Would you please repeat all of the data exactly, omitting the pictures?
[Records to process — start]
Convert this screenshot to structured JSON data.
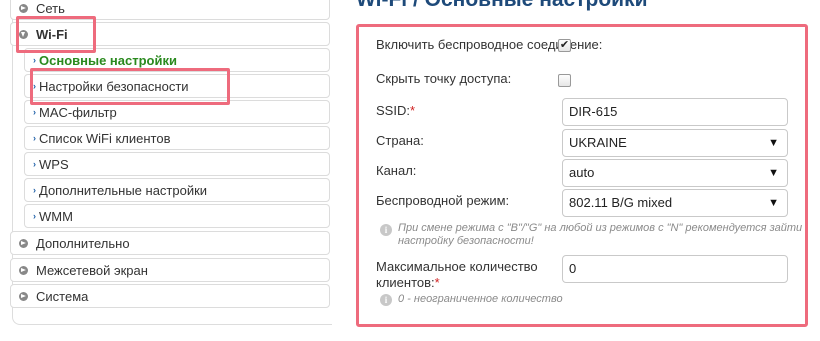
{
  "page_title": "Wi-Fi / Основные настройки",
  "nav": {
    "items": [
      {
        "label": "Сеть"
      },
      {
        "label": "Wi-Fi"
      },
      {
        "label": "Основные настройки"
      },
      {
        "label": "Настройки безопасности"
      },
      {
        "label": "MAC-фильтр"
      },
      {
        "label": "Список WiFi клиентов"
      },
      {
        "label": "WPS"
      },
      {
        "label": "Дополнительные настройки"
      },
      {
        "label": "WMM"
      },
      {
        "label": "Дополнительно"
      },
      {
        "label": "Межсетевой экран"
      },
      {
        "label": "Система"
      }
    ]
  },
  "form": {
    "enable_wireless": {
      "label": "Включить беспроводное соединение:",
      "checked": true
    },
    "hide_ap": {
      "label": "Скрыть точку доступа:",
      "checked": false
    },
    "ssid": {
      "label": "SSID:",
      "required_mark": "*",
      "value": "DIR-615"
    },
    "country": {
      "label": "Страна:",
      "value": "UKRAINE"
    },
    "channel": {
      "label": "Канал:",
      "value": "auto"
    },
    "wireless_mode": {
      "label": "Беспроводной режим:",
      "value": "802.11 B/G mixed"
    },
    "mode_hint_line1": "При смене режима с \"B\"/\"G\" на любой из режимов с \"N\" рекомендуется зайти",
    "mode_hint_line2": "настройку безопасности!",
    "max_clients": {
      "label": "Максимальное количество клиентов:",
      "required_mark": "*",
      "value": "0"
    },
    "max_clients_hint": "0 - неограниченное количество"
  },
  "colors": {
    "highlight": "#ee6b7d",
    "active_nav": "#2a8a1e",
    "title": "#1e4a7a",
    "required": "#d02020"
  },
  "icons": {
    "collapsed": "circle-arrow-right-icon",
    "expanded": "circle-arrow-down-icon",
    "sub_item": "chevron-right-icon",
    "info": "info-icon"
  }
}
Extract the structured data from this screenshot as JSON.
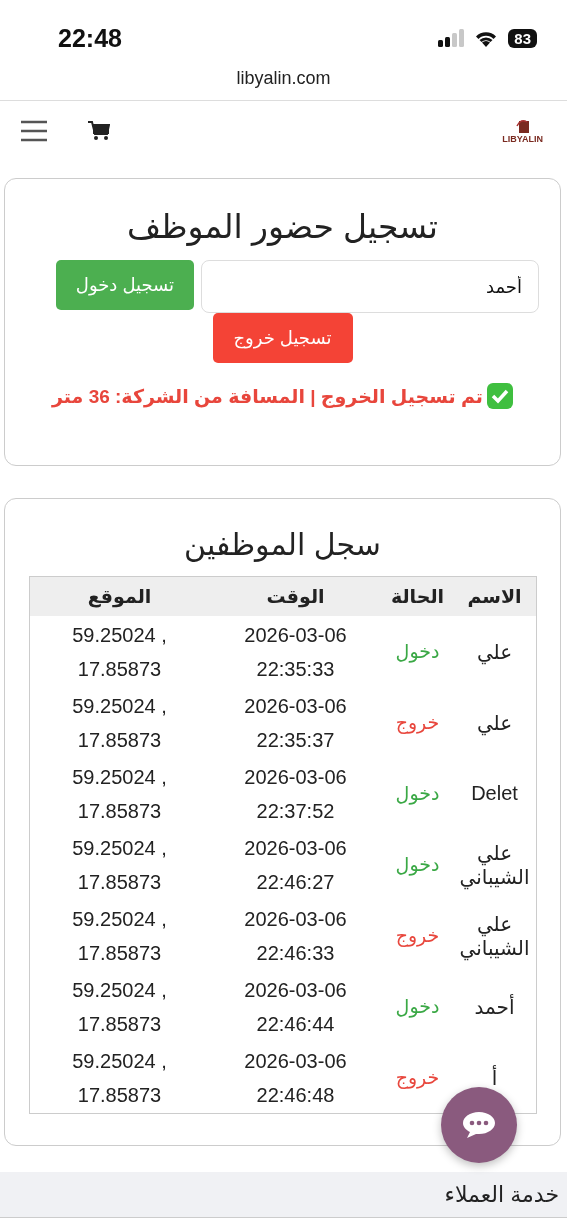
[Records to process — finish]
• _Written reply_:
Convert this screenshot to structured JSON data.
{
  "page_title": "Wi-Fi / Основные настройки",
  "nav": {
    "items": [
      {
        "label": "Сеть"
      },
      {
        "label": "Wi-Fi"
      },
      {
        "label": "Основные настройки"
      },
      {
        "label": "Настройки безопасности"
      },
      {
        "label": "MAC-фильтр"
      },
      {
        "label": "Список WiFi клиентов"
      },
      {
        "label": "WPS"
      },
      {
        "label": "Дополнительные настройки"
      },
      {
        "label": "WMM"
      },
      {
        "label": "Дополнительно"
      },
      {
        "label": "Межсетевой экран"
      },
      {
        "label": "Система"
      }
    ]
  },
  "form": {
    "enable_wireless": {
      "label": "Включить беспроводное соединение:",
      "checked": true
    },
    "hide_ap": {
      "label": "Скрыть точку доступа:",
      "checked": false
    },
    "ssid": {
      "label": "SSID:",
      "required_mark": "*",
      "value": "DIR-615"
    },
    "country": {
      "label": "Страна:",
      "value": "UKRAINE"
    },
    "channel": {
      "label": "Канал:",
      "value": "auto"
    },
    "wireless_mode": {
      "label": "Беспроводной режим:",
      "value": "802.11 B/G mixed"
    },
    "mode_hint_line1": "При смене режима с \"B\"/\"G\" на любой из режимов с \"N\" рекомендуется зайти",
    "mode_hint_line2": "настройку безопасности!",
    "max_clients": {
      "label": "Максимальное количество клиентов:",
      "required_mark": "*",
      "value": "0"
    },
    "max_clients_hint": "0 - неограниченное количество"
  },
  "colors": {
    "highlight": "#ee6b7d",
    "active_nav": "#2a8a1e",
    "title": "#1e4a7a",
    "required": "#d02020"
  },
  "icons": {
    "collapsed": "circle-arrow-right-icon",
    "expanded": "circle-arrow-down-icon",
    "sub_item": "chevron-right-icon",
    "info": "info-icon"
  }
}
Extract the structured data from this screenshot as JSON.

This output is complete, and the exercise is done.